Task requirements - Every line in the data below that has the word "zoom" should be returned.

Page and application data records
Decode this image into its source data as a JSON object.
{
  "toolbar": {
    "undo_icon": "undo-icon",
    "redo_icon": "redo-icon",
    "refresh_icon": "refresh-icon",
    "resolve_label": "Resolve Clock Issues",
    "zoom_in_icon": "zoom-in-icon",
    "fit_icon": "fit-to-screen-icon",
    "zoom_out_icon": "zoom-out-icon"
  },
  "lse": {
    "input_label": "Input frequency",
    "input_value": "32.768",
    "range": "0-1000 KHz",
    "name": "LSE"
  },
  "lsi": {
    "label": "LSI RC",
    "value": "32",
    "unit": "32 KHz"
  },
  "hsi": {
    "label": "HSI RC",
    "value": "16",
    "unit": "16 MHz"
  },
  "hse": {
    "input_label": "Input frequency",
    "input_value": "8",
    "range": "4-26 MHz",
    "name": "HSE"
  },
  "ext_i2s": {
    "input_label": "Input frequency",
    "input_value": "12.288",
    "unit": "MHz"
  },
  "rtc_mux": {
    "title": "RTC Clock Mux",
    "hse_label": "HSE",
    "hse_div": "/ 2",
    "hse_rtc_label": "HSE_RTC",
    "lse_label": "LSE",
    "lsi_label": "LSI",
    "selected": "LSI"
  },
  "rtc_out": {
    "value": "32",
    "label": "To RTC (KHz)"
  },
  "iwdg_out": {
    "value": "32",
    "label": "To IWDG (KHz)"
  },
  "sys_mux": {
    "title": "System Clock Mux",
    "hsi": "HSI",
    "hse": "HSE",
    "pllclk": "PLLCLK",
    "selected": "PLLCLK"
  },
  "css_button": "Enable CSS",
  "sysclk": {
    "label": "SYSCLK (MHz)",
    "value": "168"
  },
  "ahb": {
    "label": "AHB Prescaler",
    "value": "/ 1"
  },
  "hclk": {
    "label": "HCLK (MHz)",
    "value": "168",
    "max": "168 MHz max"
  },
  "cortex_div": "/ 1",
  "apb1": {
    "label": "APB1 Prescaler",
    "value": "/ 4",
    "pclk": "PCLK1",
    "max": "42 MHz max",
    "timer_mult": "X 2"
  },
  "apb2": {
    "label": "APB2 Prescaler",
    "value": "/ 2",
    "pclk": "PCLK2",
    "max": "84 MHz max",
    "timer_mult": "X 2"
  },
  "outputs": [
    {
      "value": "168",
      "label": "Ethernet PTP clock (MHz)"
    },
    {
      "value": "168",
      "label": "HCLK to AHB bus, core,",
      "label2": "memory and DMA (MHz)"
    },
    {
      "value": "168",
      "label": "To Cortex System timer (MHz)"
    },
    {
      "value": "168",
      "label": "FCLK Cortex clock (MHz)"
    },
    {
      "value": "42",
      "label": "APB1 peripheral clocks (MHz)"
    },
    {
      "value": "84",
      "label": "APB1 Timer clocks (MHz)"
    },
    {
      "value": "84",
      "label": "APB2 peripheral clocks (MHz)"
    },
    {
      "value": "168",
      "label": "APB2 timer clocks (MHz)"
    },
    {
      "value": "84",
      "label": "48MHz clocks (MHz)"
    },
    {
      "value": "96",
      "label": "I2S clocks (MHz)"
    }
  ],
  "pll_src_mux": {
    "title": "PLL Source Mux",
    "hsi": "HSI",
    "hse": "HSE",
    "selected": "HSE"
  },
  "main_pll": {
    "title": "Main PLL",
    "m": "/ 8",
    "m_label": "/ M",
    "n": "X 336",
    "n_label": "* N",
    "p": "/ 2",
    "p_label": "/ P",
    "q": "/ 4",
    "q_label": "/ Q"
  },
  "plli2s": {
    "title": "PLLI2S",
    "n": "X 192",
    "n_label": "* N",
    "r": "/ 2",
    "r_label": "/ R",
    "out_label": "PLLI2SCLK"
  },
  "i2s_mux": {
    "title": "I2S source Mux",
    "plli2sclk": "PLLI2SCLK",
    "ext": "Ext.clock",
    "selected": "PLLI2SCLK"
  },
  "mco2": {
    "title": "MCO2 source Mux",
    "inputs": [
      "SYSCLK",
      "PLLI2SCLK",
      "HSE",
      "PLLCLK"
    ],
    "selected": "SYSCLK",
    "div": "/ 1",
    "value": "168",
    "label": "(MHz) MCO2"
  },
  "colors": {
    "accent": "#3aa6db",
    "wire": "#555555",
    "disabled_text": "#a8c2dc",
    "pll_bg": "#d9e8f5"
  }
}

Solution for this task -
    "zoom_in_icon": "zoom-in-icon",
    "zoom_out_icon": "zoom-out-icon"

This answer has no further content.